─── MATERIAL FOR THIS EXERCISE

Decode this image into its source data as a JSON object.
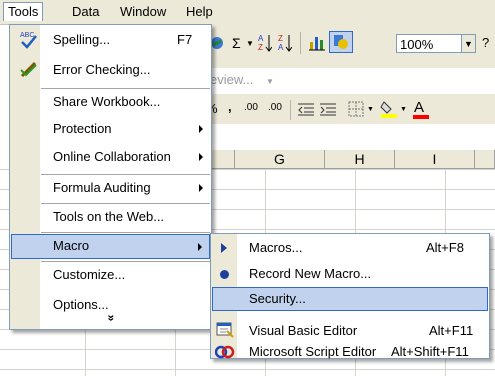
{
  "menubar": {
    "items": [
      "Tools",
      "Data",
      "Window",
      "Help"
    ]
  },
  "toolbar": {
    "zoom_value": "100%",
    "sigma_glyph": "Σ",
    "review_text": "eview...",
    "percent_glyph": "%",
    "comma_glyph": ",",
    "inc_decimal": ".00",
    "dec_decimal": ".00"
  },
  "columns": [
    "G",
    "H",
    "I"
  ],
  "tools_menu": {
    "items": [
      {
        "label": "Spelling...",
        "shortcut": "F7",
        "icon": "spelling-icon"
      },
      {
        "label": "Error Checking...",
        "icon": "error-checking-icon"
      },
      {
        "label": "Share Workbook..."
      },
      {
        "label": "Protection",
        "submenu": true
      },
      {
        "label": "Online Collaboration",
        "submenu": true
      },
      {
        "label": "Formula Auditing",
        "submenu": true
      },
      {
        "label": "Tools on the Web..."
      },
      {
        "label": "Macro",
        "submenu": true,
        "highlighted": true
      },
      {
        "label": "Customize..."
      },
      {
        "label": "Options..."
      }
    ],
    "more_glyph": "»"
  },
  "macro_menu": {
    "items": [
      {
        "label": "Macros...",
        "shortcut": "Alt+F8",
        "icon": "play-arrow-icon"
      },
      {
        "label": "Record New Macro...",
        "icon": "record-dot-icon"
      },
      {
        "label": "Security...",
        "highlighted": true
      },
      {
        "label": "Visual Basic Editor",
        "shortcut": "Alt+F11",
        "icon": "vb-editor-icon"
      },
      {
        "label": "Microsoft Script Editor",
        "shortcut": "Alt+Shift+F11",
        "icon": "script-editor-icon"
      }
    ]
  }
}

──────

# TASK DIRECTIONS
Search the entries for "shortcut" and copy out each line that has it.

# RESPONSE TO THE EXERCISE
        "shortcut": "F7",
        "shortcut": "Alt+F8",
        "shortcut": "Alt+F11",
        "shortcut": "Alt+Shift+F11",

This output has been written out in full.